## WHAT TO DO
The answer must be one number: how many lines below contain the word "accident".

## RECORDS PROVIDED
::::::::

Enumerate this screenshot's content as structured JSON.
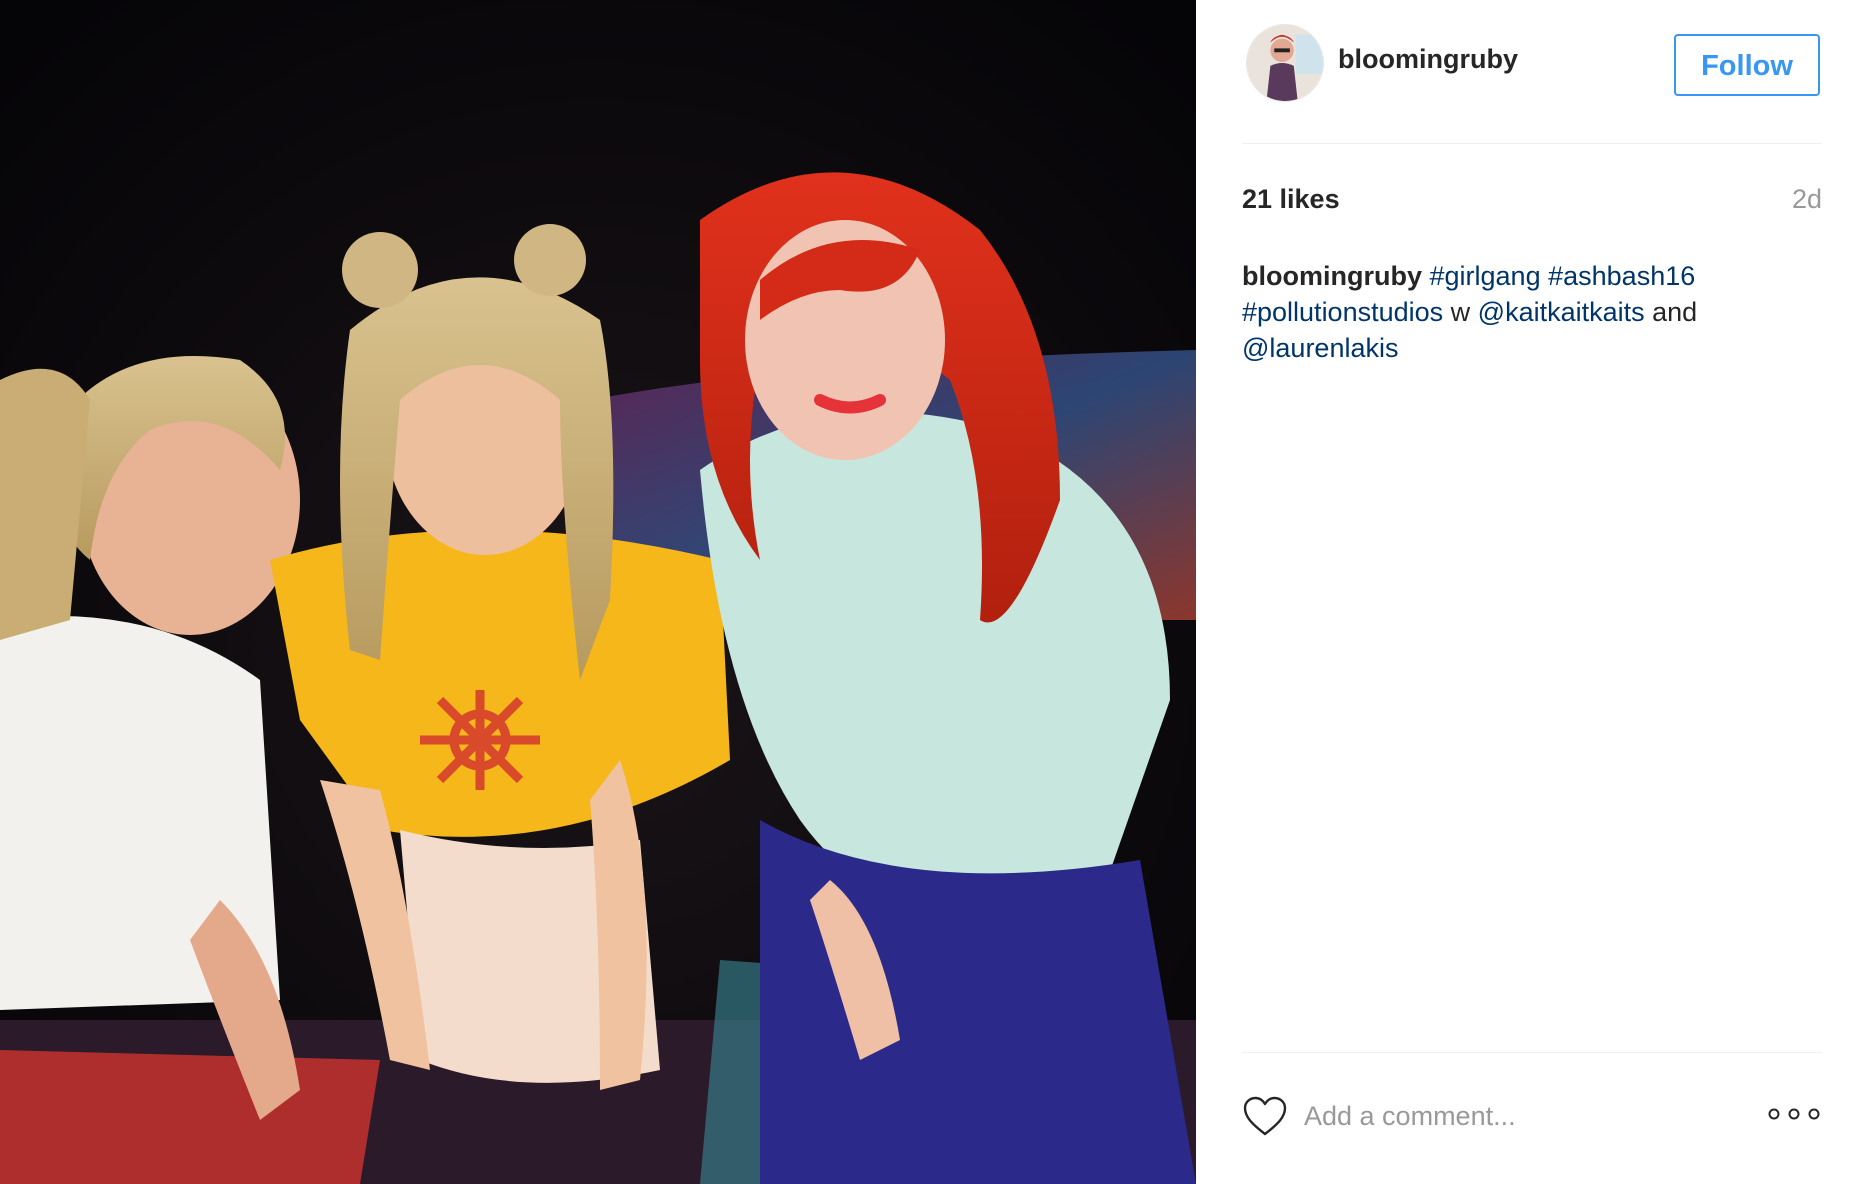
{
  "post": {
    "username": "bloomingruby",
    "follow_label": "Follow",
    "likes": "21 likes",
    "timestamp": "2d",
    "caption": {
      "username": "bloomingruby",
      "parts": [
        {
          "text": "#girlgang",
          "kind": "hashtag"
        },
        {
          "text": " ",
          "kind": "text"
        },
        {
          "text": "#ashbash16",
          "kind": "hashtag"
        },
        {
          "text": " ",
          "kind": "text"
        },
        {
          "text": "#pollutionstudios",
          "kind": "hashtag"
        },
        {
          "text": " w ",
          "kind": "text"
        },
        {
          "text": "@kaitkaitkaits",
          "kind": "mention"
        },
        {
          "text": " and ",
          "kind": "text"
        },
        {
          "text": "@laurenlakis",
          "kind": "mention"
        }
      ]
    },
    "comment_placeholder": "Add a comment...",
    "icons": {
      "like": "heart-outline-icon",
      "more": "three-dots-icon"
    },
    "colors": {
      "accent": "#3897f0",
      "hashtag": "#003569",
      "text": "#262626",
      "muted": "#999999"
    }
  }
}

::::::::

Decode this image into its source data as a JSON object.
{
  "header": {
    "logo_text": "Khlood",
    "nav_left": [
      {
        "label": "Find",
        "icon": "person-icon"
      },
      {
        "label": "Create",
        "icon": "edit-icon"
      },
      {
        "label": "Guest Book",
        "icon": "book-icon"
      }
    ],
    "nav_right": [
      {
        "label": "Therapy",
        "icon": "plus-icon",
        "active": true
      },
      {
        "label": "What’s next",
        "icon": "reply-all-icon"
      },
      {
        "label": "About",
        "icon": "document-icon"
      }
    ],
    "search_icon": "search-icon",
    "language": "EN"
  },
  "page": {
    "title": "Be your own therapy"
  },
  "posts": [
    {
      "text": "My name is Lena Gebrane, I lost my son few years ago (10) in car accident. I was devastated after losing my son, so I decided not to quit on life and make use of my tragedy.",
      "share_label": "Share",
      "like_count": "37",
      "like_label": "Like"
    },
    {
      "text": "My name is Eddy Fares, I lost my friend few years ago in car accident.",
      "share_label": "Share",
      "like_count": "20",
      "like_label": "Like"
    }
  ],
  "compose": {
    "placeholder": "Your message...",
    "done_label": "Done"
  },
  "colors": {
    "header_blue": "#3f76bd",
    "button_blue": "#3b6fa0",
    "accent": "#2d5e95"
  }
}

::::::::

## RESPONSE
2